Consumer prices (CPI) overall, measured on a seasonally adjusted basis, rose by 0.4 percent in April 2016, 0.3 percentage point faster than its rate of growth in March. The acceleration in headline CPI partly reflected increases in energy and food prices. Energy prices grew by 3.4 percent in April, 2.5 percentage points faster than the 0.9 percent rate of growth recorded in March as the rate of growth in gasoline prices over the month of April, 8.1 percent was nearly 4 times its growth rate in March, 2.2 percent. Meanwhile, food prices, which fell by 0.2 percent in March, registered a 0.2 percent increase in April. Excluding the more volatile prices of energy and food, “core-CPI” rose by 0.2 percent over the month of April, 0.1 percentage point faster than the 0.1 percent rate of growth in March. Shelter prices, which account for the largest portion of consumer expenditures, rose by 0.3 percent in April, 0.1 percent percentage point faster than its growth rate in March, 0.2 percent. Rental prices, a component of overall shelter prices, grew by 0.3 percent over the month, in-line with the 0.3 percent rate of monthly growth experienced in January, February, and March. Since the increase in rental prices exceeded the monthly rise in overall inflation, as measured by core-CPI, then NAHB’s Real Rent Index rose, increasing by 0.2 percent over the month. More precisely, core-CPI grew by 0.195 percent and rental prices increased by 0.346 percent while the NAHB’s Real Rent Index rose by 0.151 percent. After falling to 1.3 percent in February 2016, the twelve-month percent change in the Real Rent Index reached 1.6 percent in April.

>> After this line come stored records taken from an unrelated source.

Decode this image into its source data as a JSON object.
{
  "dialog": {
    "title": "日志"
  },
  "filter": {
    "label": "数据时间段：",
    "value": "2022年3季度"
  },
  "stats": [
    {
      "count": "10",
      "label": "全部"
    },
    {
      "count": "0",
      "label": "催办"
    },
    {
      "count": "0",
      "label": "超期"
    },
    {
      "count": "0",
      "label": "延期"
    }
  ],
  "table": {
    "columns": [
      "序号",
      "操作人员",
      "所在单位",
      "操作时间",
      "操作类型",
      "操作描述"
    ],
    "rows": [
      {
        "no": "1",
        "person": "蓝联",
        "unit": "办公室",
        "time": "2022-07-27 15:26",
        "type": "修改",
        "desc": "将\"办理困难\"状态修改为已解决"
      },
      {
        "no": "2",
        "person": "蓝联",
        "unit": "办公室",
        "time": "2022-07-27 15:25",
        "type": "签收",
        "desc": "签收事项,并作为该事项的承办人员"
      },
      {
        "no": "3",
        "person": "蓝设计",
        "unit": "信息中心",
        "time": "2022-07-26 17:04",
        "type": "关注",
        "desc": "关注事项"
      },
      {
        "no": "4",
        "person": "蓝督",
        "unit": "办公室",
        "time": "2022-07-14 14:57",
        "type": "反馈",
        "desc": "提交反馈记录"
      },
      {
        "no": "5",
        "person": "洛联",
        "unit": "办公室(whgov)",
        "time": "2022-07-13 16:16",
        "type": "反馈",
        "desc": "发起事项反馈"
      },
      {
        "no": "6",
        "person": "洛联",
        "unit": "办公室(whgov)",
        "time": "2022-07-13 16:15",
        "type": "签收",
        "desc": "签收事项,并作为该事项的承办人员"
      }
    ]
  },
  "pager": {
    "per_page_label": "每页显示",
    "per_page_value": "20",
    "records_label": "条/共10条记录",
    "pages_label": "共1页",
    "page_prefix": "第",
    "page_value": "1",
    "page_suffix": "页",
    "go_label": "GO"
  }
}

Existing Condo Sales and Prices:
Following a 3.6 percent increase in March 2016, sales of existing condo and co-ops, measured on a seasonally adjusted annual rate, grew by 10.3 percent in April. The month-over-month increase in existing condo and co-op sales reflects growth in the South, 12.0 percent, the Midwest, 12.5 percent, and the West, 23.1 percent. However, sales in the Northeast fell by 8.3 percent over the month. In addition to nationwide growth in sales, the inventory of existing condo and co-ops also grew over the month. However, its rate of growth, 6.3 percent, lagged the percent increase in sales nationwide. There is an estimated 253,000 condos and co-ops in inventory. Since the pace of inventory growth was less than the rate of increase in sales, then the months’ supply, which represents the number of months it would take to exhaust the existing condo and co-op inventory at the current sales pace, fell, dropping 4.1 percent over the month to 4.7 months. Median existing condo and co-op sales prices rose by 6.8 percent on a not seasonally adjusted basis over the past year to $223,300.
The price of inputs to construction fell by 1.7 percent on a not seasonally adjusted basis over the 12 months ending in April 2016. This component of the Producer Price Index is composed of the price of inputs to new construction and the price of maintenance and repairs. Over the past year, the price of inputs to new construction eased by 1.6 percent. The price of inputs to new non-residential construction fell by 2.2 percent while the price of inputs to new residential construction dropped 1.0 percent. Meanwhile, the price of maintenance and repairs construction fell by 2.3 percent over the past year. The price of inputs to non-residential maintenance and repairs decreased by 2.5 percent while the price of inputs to residential maintenance and repairs declined by 1.9 percent. Twelve-month changes in the prices of individual building materials varied. The price of oriented strand board (OSB) grew by 18.1 percent, the price of cement rose by 4.1 percent, and gypsum prices increased by 3.0 percent. However, the price of softwood plywood declined by 13.5 percent.
Commentary and data were supplied by Michael Neal, a senior economist with the National Association of Home Builders (NAHB).
Michael Neal is a senior economist with the National Association of Home Builders (NAHB). In this capacity, he monitors macroeconomic and financial issues that affect the U.S. and local housing markets. Prior to joining NAHB, he worked at the Joint Economic Committee of the U.S. Congress, the Federal Reserve, the Congressional Budget Office and Goldman, Sachs & Co.